Before answering, work out how many lines below contain the string "Happy"; the reply is that number alone.

**Record extracts:**
+++
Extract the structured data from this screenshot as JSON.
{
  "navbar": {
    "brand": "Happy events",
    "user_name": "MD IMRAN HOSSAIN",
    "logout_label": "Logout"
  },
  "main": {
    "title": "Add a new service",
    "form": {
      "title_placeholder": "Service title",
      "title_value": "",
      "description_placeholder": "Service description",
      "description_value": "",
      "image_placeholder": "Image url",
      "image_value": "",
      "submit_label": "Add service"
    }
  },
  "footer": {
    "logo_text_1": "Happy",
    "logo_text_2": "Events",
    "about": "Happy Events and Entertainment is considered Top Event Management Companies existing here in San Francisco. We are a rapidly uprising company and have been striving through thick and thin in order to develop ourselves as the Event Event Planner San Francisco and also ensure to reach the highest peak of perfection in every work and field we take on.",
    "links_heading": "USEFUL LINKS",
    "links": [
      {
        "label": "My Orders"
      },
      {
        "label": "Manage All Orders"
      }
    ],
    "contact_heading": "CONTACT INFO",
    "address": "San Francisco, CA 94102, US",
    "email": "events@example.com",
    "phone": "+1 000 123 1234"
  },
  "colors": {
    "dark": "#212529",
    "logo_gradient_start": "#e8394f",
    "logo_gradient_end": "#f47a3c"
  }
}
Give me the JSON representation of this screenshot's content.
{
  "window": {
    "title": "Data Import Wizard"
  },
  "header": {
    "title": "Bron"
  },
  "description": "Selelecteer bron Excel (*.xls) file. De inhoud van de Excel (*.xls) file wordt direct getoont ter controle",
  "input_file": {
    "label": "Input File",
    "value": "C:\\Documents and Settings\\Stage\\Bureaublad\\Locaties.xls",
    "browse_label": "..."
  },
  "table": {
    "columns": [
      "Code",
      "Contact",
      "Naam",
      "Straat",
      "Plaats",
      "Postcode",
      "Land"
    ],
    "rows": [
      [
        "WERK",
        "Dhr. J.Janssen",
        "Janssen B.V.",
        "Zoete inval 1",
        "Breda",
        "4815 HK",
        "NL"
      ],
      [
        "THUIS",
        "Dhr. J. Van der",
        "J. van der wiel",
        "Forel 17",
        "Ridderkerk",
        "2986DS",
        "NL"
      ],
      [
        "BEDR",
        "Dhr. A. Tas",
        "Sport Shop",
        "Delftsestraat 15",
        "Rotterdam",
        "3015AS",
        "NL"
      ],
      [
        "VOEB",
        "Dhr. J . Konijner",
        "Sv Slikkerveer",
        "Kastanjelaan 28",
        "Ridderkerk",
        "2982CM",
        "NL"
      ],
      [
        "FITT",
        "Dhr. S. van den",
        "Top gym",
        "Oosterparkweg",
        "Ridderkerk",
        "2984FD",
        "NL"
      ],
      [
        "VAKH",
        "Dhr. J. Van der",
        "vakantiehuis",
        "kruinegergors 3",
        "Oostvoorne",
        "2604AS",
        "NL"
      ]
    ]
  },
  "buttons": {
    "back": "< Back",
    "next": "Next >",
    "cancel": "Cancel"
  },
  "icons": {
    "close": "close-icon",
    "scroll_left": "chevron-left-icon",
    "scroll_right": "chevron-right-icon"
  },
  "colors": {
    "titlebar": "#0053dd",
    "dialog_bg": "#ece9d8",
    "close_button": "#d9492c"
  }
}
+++
**Answer below:**
3